“We need you to… calm down… on the straw purchases.” My heart stopped. Not because of the job, which didn’t pay much better than Burger King, but because I’d upset the older woman (32, as I recall) with whom I was certain I would eventually run away.
“But… but… I’m always right.”
“Yes,” Tina sighed, “you’re always right. And the dealers admit that you’re always right. But… Jack, we also want to do business with these people. And the other banks don’t look as closely at these deals. Which means we’re not only losing the sketchy paper, we’re losing the good paper which comes along with it.” She had a point; the megadealer who liked to feed us a barn’s worth of straw every week wasn’t sending a lot of applications to us anymore.
“So what do I do?”
“I still want you to prevent the straw purchases… but I really mostly want you to prevent the obvious ones.”
“For you,” I chirped, “I’ll do anything.” Tina frowned at me.
“You can’t give your heart and soul to this job,” she said, and for a moment her hand touched mine—or has my memory simply added that poignant but untrue detail, 28 years later? Then she picked up her purse, put on her coat, and walked out to her LeBaron.
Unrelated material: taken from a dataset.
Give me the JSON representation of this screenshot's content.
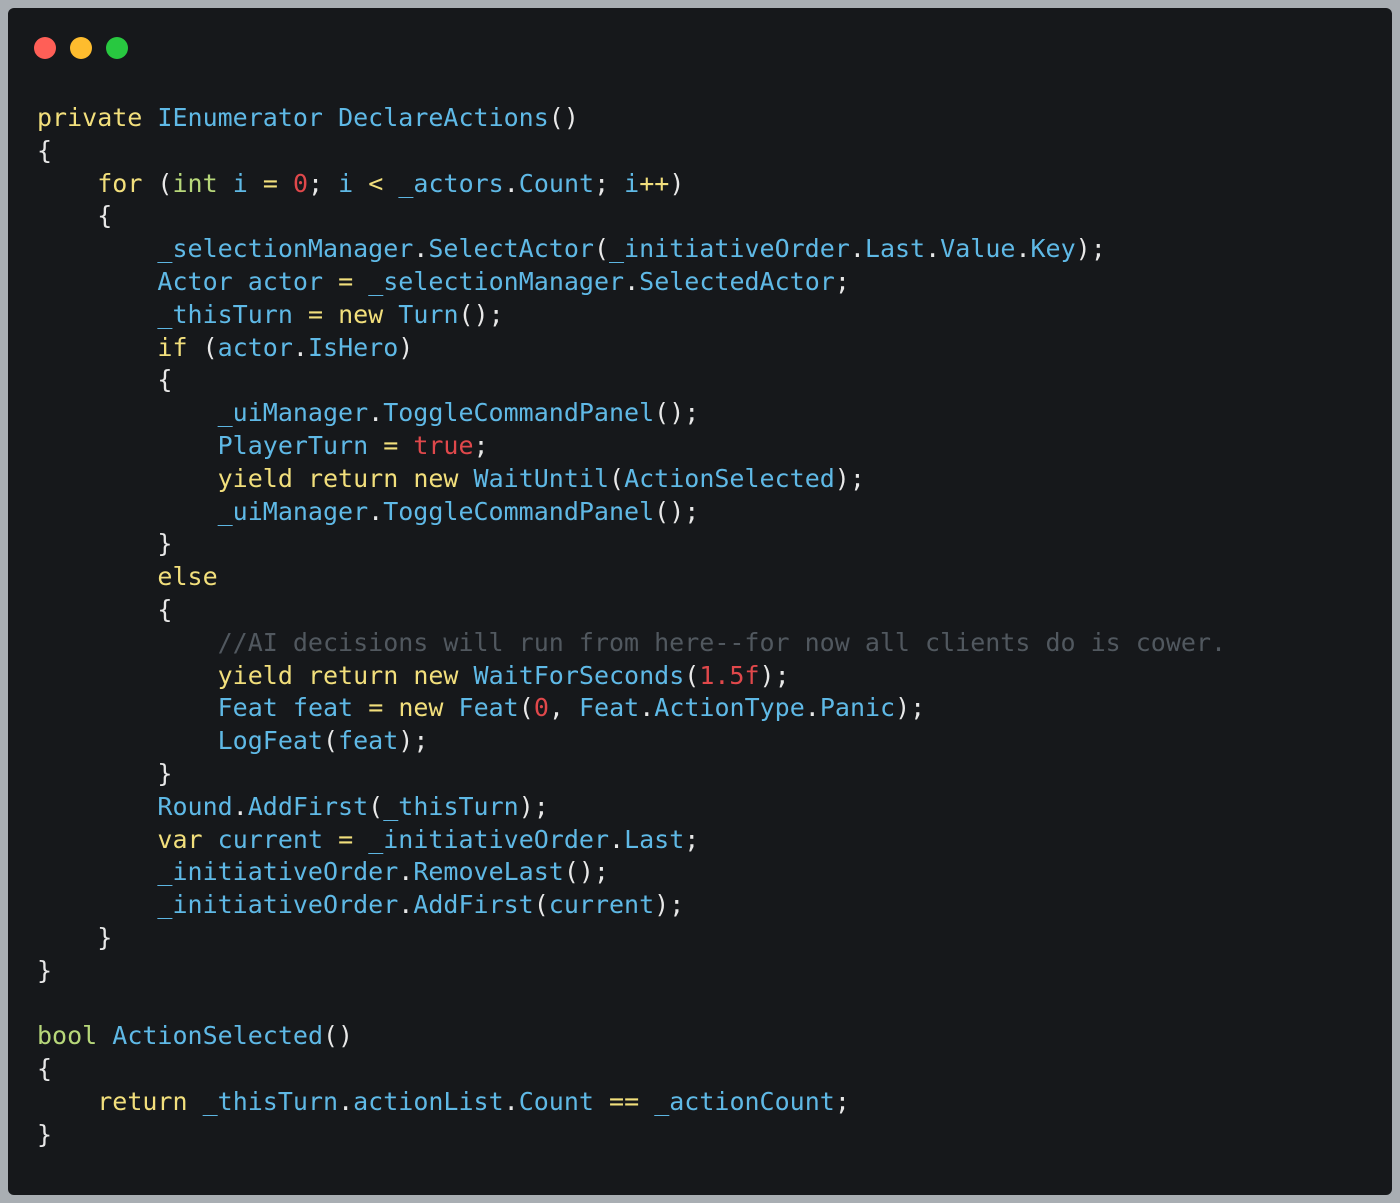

The money is made in the margins. Between what’s obviously right and what’s obviously wrong. I know that now. But if you got away with letting your grandma or your uncle sign for your Escort GT in September 1992, don’t think I didn’t see you doing it. Don’t think you escaped my notice. I saw you there in those oh-so-profitable margins, hiding from my too-young-to-drink eagle eye. As David Whitaker might say, were he inclined to make a joke about his business, I was kind of like a farmer back then: I was outstanding in my field.